RECORDS SHOWN below:
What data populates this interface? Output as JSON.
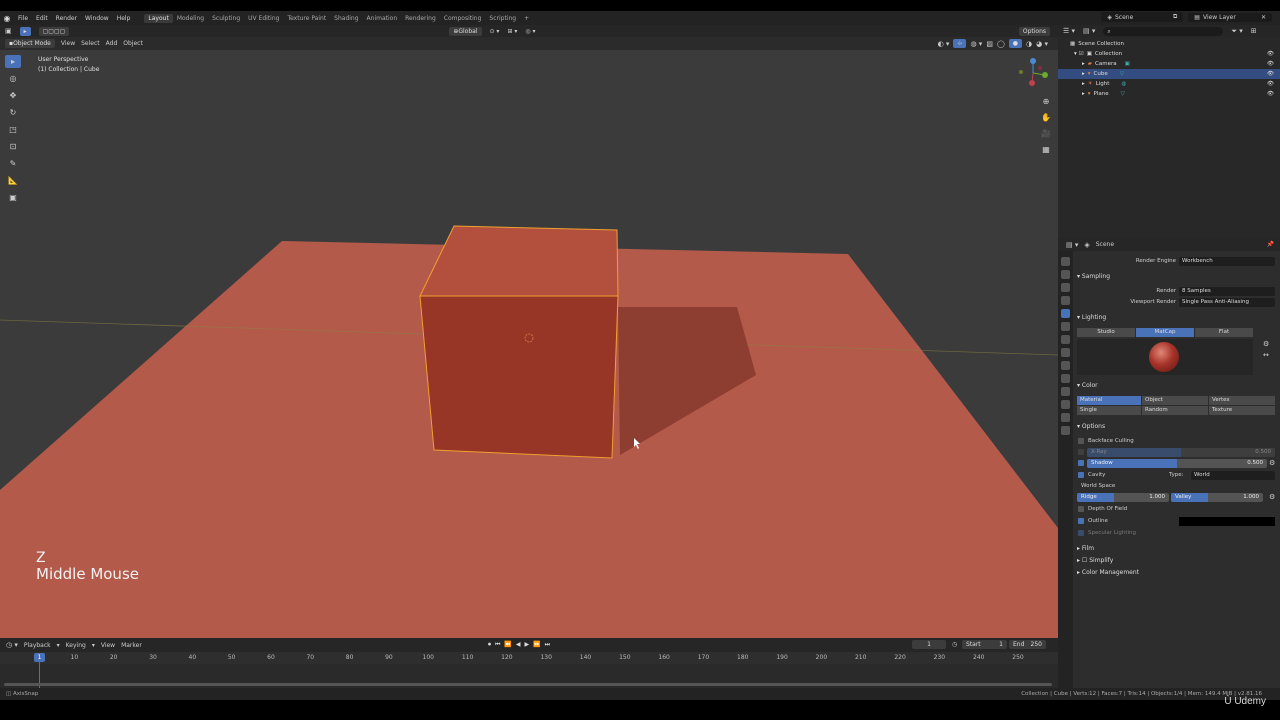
{
  "top_menu": {
    "items": [
      "File",
      "Edit",
      "Render",
      "Window",
      "Help"
    ],
    "workspaces": [
      "Layout",
      "Modeling",
      "Sculpting",
      "UV Editing",
      "Texture Paint",
      "Shading",
      "Animation",
      "Rendering",
      "Compositing",
      "Scripting"
    ],
    "active_workspace": "Layout",
    "add_tab": "+",
    "scene_label": "Scene",
    "view_layer_label": "View Layer"
  },
  "viewport_header": {
    "orientation": "Global",
    "options": "Options"
  },
  "viewport_header2": {
    "mode": "Object Mode",
    "menu": [
      "View",
      "Select",
      "Add",
      "Object"
    ]
  },
  "viewport": {
    "info_line1": "User Perspective",
    "info_line2": "(1) Collection | Cube",
    "keycast_key": "Z",
    "keycast_mouse": "Middle Mouse",
    "colors": {
      "background": "#3b3b3b",
      "plane": "#b85e4e",
      "cube": "#a2402c",
      "selection_outline": "#f0a030"
    }
  },
  "timeline": {
    "menu": [
      "Playback",
      "Keying",
      "View",
      "Marker"
    ],
    "current_frame": "1",
    "start_label": "Start",
    "start_value": "1",
    "end_label": "End",
    "end_value": "250",
    "ticks": [
      "1",
      "10",
      "20",
      "30",
      "40",
      "50",
      "60",
      "70",
      "80",
      "90",
      "100",
      "110",
      "120",
      "130",
      "140",
      "150",
      "160",
      "170",
      "180",
      "190",
      "200",
      "210",
      "220",
      "230",
      "240",
      "250"
    ]
  },
  "outliner": {
    "scene_collection": "Scene Collection",
    "collection": "Collection",
    "items": [
      {
        "name": "Camera",
        "selected": false,
        "icon": "camera-icon"
      },
      {
        "name": "Cube",
        "selected": true,
        "icon": "mesh-icon"
      },
      {
        "name": "Light",
        "selected": false,
        "icon": "light-icon"
      },
      {
        "name": "Plane",
        "selected": false,
        "icon": "mesh-icon"
      }
    ]
  },
  "properties": {
    "context": "Scene",
    "render_engine_label": "Render Engine",
    "render_engine_value": "Workbench",
    "sampling_title": "Sampling",
    "render_label": "Render",
    "render_value": "8 Samples",
    "viewport_render_label": "Viewport Render",
    "viewport_render_value": "Single Pass Anti-Aliasing",
    "lighting_title": "Lighting",
    "lighting_modes": [
      "Studio",
      "MatCap",
      "Flat"
    ],
    "lighting_active": "MatCap",
    "color_title": "Color",
    "color_options_row1": [
      "Material",
      "Object",
      "Vertex"
    ],
    "color_options_row2": [
      "Single",
      "Random",
      "Texture"
    ],
    "color_active": "Material",
    "options_title": "Options",
    "backface_culling": "Backface Culling",
    "xray_label": "X-Ray",
    "xray_value": "0.500",
    "shadow_label": "Shadow",
    "shadow_value": "0.500",
    "shadow_level": 0.5,
    "cavity_label": "Cavity",
    "cavity_type_label": "Type:",
    "cavity_type_value": "World",
    "world_space_label": "World Space",
    "ridge_label": "Ridge",
    "ridge_value": "1.000",
    "valley_label": "Valley",
    "valley_value": "1.000",
    "depth_of_field": "Depth Of Field",
    "outline": "Outline",
    "specular_lighting": "Specular Lighting",
    "film_title": "Film",
    "simplify_title": "Simplify",
    "color_management_title": "Color Management"
  },
  "statusbar": {
    "left": "AxisSnap",
    "right": "Collection | Cube | Verts:12 | Faces:7 | Tris:14 | Objects:1/4 | Mem: 149.4 MiB | v2.81.16"
  },
  "watermark": "Udemy"
}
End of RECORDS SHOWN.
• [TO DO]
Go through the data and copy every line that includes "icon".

• [RESULT BELOW]
        "icon": "camera-icon"
        "icon": "mesh-icon"
        "icon": "light-icon"
        "icon": "mesh-icon"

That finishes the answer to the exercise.